- Exercise details
Copy the lines below that contain "Zoom".

- Stored items from a collection

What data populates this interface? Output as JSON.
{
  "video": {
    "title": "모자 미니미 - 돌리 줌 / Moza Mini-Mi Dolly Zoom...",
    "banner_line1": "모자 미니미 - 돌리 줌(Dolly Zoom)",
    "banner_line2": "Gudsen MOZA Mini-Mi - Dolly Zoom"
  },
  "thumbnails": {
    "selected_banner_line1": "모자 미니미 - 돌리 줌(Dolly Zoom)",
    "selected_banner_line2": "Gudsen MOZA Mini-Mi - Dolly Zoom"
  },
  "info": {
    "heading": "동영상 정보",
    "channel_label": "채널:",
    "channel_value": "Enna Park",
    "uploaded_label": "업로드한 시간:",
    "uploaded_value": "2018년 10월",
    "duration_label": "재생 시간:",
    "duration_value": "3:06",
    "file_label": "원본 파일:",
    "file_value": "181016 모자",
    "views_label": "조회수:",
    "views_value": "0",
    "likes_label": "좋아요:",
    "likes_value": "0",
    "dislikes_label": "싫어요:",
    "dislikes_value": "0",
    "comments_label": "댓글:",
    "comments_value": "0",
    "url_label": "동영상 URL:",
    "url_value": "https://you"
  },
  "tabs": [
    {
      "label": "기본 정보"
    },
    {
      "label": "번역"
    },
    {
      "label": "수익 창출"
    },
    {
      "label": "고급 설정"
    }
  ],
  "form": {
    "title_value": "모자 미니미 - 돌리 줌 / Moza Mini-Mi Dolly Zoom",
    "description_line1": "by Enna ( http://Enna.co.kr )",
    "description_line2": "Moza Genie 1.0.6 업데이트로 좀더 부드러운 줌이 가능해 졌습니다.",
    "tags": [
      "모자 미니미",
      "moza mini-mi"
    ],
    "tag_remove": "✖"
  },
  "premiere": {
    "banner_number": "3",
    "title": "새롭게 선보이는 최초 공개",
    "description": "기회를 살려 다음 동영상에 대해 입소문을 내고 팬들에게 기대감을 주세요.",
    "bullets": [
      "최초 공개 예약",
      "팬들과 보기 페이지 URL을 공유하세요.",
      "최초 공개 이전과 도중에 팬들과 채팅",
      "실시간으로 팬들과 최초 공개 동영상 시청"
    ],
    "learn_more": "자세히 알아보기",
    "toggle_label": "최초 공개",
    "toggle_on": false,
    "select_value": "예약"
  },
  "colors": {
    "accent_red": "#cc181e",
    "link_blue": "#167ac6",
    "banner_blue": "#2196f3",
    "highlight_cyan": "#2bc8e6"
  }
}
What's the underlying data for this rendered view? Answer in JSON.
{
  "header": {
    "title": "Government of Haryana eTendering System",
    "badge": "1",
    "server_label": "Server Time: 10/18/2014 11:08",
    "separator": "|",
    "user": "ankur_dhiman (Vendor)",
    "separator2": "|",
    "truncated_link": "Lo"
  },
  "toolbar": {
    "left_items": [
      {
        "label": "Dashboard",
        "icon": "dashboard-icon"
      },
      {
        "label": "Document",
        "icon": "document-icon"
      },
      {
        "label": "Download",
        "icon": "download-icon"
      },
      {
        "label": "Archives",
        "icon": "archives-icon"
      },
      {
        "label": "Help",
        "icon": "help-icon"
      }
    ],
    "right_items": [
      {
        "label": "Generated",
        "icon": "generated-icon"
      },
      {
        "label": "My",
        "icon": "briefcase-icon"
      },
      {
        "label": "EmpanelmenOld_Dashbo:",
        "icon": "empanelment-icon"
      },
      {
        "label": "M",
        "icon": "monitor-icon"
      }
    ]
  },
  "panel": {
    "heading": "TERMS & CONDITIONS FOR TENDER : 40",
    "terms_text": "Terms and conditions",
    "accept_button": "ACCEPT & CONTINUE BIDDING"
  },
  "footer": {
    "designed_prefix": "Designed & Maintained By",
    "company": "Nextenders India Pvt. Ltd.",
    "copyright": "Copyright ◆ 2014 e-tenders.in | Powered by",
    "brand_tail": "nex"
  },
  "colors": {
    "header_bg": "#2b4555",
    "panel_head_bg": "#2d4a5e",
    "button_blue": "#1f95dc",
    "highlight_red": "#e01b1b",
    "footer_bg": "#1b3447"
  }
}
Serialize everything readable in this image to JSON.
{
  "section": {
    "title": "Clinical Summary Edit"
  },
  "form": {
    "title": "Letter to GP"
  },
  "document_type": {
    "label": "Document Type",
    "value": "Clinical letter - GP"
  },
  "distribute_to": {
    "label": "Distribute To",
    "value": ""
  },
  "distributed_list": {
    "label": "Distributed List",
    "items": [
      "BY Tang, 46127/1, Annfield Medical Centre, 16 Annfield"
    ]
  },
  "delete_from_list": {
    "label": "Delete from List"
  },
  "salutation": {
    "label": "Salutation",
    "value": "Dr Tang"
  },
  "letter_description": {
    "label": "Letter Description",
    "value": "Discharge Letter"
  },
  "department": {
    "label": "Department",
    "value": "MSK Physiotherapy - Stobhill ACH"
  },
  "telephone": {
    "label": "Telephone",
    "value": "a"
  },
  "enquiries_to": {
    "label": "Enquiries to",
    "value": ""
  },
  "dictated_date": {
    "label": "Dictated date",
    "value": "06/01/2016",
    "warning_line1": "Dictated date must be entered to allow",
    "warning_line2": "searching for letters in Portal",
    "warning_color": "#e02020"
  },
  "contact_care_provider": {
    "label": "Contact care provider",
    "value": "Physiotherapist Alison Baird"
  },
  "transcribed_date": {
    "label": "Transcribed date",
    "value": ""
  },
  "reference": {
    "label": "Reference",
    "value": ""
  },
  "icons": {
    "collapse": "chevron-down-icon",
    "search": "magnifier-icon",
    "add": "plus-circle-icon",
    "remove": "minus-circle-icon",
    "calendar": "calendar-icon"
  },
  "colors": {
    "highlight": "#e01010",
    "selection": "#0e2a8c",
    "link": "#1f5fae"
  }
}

- Solution to the problem
    "title": "모자 미니미 - 돌리 줌 / Moza Mini-Mi Dolly Zoom...",
    "banner_line1": "모자 미니미 - 돌리 줌(Dolly Zoom)",
    "banner_line2": "Gudsen MOZA Mini-Mi - Dolly Zoom"
    "selected_banner_line1": "모자 미니미 - 돌리 줌(Dolly Zoom)",
    "selected_banner_line2": "Gudsen MOZA Mini-Mi - Dolly Zoom"
    "title_value": "모자 미니미 - 돌리 줌 / Moza Mini-Mi Dolly Zoom",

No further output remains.